**Assignment**:
Every entry needs to be duplicated exactly.

──────── Data listing ────────

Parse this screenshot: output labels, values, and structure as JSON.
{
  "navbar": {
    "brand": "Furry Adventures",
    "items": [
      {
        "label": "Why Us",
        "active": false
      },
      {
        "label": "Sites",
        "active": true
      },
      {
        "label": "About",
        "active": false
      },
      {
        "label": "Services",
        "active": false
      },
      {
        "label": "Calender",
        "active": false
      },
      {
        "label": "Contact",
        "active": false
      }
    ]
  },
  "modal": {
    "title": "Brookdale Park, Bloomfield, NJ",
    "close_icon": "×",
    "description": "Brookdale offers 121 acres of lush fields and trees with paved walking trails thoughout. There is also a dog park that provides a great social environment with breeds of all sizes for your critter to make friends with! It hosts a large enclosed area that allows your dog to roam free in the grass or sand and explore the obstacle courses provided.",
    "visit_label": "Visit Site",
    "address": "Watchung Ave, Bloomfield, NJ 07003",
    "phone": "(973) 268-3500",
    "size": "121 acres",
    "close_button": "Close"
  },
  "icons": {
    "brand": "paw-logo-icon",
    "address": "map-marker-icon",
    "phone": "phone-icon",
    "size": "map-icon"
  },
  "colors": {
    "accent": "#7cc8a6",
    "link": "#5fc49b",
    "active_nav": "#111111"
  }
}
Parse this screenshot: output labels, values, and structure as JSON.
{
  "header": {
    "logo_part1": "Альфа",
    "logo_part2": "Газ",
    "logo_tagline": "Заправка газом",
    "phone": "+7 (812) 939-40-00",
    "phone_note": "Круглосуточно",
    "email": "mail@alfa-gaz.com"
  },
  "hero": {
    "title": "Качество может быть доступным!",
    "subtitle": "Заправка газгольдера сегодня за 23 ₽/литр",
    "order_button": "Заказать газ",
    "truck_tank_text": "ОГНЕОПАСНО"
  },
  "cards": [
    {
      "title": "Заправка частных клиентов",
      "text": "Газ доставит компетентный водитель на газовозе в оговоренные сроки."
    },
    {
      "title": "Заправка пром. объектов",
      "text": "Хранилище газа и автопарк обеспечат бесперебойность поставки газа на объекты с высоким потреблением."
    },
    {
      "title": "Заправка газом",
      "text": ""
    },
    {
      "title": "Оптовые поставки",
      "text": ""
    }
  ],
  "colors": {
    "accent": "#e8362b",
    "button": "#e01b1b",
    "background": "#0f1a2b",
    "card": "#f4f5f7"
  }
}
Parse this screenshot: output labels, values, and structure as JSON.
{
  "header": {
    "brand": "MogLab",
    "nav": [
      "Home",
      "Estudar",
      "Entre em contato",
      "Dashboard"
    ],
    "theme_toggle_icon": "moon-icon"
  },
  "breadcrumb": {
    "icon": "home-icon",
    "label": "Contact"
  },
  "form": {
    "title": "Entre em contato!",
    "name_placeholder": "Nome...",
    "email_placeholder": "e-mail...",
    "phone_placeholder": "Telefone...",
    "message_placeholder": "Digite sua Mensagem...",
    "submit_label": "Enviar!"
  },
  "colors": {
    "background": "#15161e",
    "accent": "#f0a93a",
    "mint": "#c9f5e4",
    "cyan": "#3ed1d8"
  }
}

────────

**Solution to the problem**:
Parse this screenshot: output labels, values, and structure as JSON.
{
  "navbar": {
    "brand": "Furry Adventures",
    "items": [
      {
        "label": "Why Us",
        "active": false
      },
      {
        "label": "Sites",
        "active": true
      },
      {
        "label": "About",
        "active": false
      },
      {
        "label": "Services",
        "active": false
      },
      {
        "label": "Calender",
        "active": false
      },
      {
        "label": "Contact",
        "active": false
      }
    ]
  },
  "modal": {
    "title": "Brookdale Park, Bloomfield, NJ",
    "close_icon": "×",
    "description": "Brookdale offers 121 acres of lush fields and trees with paved walking trails thoughout. There is also a dog park that provides a great social environment with breeds of all sizes for your critter to make friends with! It hosts a large enclosed area that allows your dog to roam free in the grass or sand and explore the obstacle courses provided.",
    "visit_label": "Visit Site",
    "address": "Watchung Ave, Bloomfield, NJ 07003",
    "phone": "(973) 268-3500",
    "size": "121 acres",
    "close_button": "Close"
  },
  "icons": {
    "brand": "paw-logo-icon",
    "address": "map-marker-icon",
    "phone": "phone-icon",
    "size": "map-icon"
  },
  "colors": {
    "accent": "#7cc8a6",
    "link": "#5fc49b",
    "active_nav": "#111111"
  }
}
Parse this screenshot: output labels, values, and structure as JSON.
{
  "header": {
    "logo_part1": "Альфа",
    "logo_part2": "Газ",
    "logo_tagline": "Заправка газом",
    "phone": "+7 (812) 939-40-00",
    "phone_note": "Круглосуточно",
    "email": "mail@alfa-gaz.com"
  },
  "hero": {
    "title": "Качество может быть доступным!",
    "subtitle": "Заправка газгольдера сегодня за 23 ₽/литр",
    "order_button": "Заказать газ",
    "truck_tank_text": "ОГНЕОПАСНО"
  },
  "cards": [
    {
      "title": "Заправка частных клиентов",
      "text": "Газ доставит компетентный водитель на газовозе в оговоренные сроки."
    },
    {
      "title": "Заправка пром. объектов",
      "text": "Хранилище газа и автопарк обеспечат бесперебойность поставки газа на объекты с высоким потреблением."
    },
    {
      "title": "Заправка газом",
      "text": ""
    },
    {
      "title": "Оптовые поставки",
      "text": ""
    }
  ],
  "colors": {
    "accent": "#e8362b",
    "button": "#e01b1b",
    "background": "#0f1a2b",
    "card": "#f4f5f7"
  }
}
Parse this screenshot: output labels, values, and structure as JSON.
{
  "header": {
    "brand": "MogLab",
    "nav": [
      "Home",
      "Estudar",
      "Entre em contato",
      "Dashboard"
    ],
    "theme_toggle_icon": "moon-icon"
  },
  "breadcrumb": {
    "icon": "home-icon",
    "label": "Contact"
  },
  "form": {
    "title": "Entre em contato!",
    "name_placeholder": "Nome...",
    "email_placeholder": "e-mail...",
    "phone_placeholder": "Telefone...",
    "message_placeholder": "Digite sua Mensagem...",
    "submit_label": "Enviar!"
  },
  "colors": {
    "background": "#15161e",
    "accent": "#f0a93a",
    "mint": "#c9f5e4",
    "cyan": "#3ed1d8"
  }
}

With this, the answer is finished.